It comes after the government announced the controversial tests will no longer be compulsory from 2023. Instead, children will undergo a “baseline” check aged four or five. Last year’s tests were the first based on the new rigorous curriculum.
British children are among the most tested in the world in a bid to improve standards. Critics argue the exams are too stressful and take up too much learning time.
Graham White, of the Suffolk NUT, said the results were “pleasing” but not “significant for pupils’ learning”. He said: “Pupils need to enjoy school and not be put under unnecessary stress to complete these pointless and useless tests. They are a distraction, waste resources, and need to be abolished.”
David Perkins, headteacher at Laureate Community Primary School in Newmarket, said: “It is the second year we have the more challenging tests. Reading has a far greater focus on reduction skills, as does maths for decoding and arithmetic.”
Nick Haynes, science co-ordinator at Wilby Primary School, said: “Children at that age really engage with practical hands-on science activities, while the expectations for literacy and numeracy are just so high.”
Gordon Jones, education cabinet member at Suffolk County Council, described the results as “fantastic”. He said: “The percentage of students achieving the greater depth standard in writing at local authority schools is in line with the national figure.”
Labour Group spokesman for young children, Helen Armitage, said: “These results are very disappointing for everyone concerned.

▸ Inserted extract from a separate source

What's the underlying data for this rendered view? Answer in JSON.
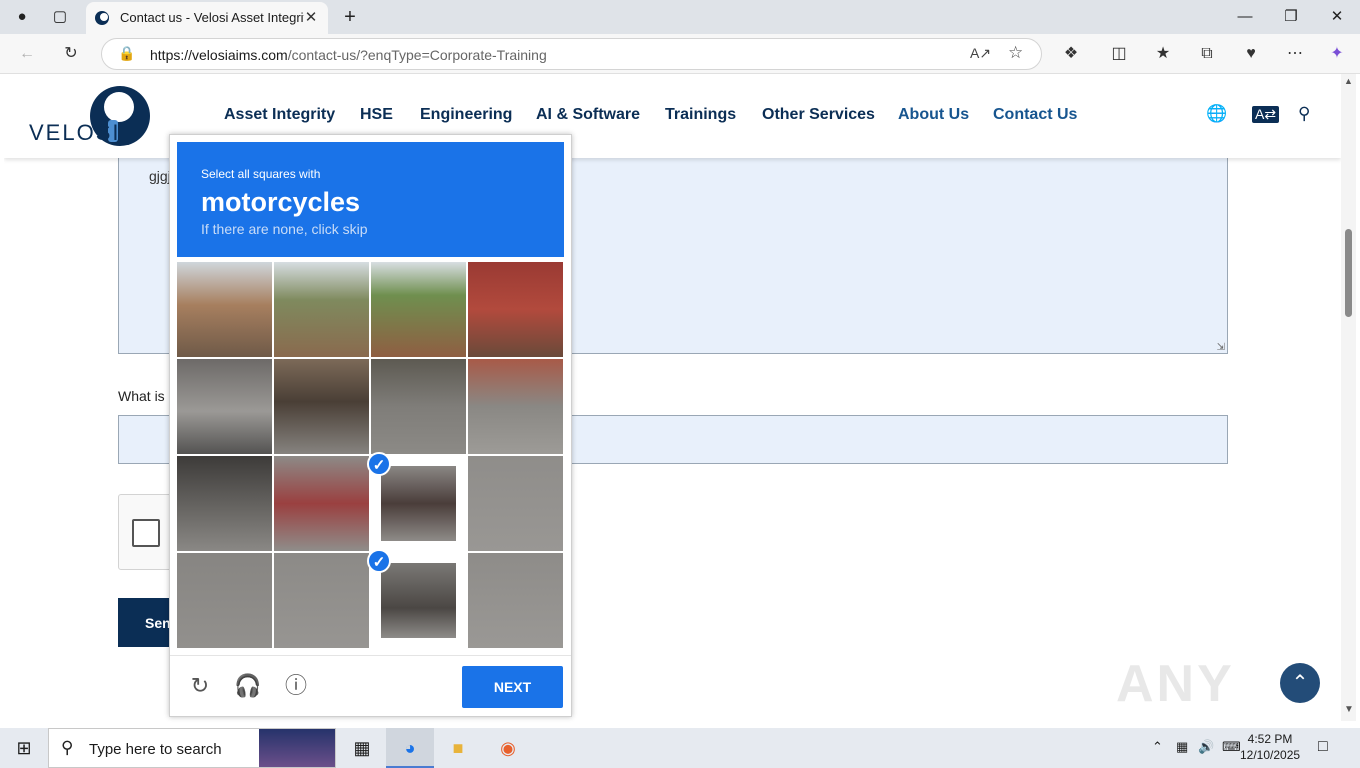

It shows that despite the best efforts of the administration Suffolk still lags behind the national average in all four areas of reading writing, maths and science.
“I would like to see more done to ensure that our children are given the support they need to increase their skills in these basics so that less intervention is needed as they move through their school years.”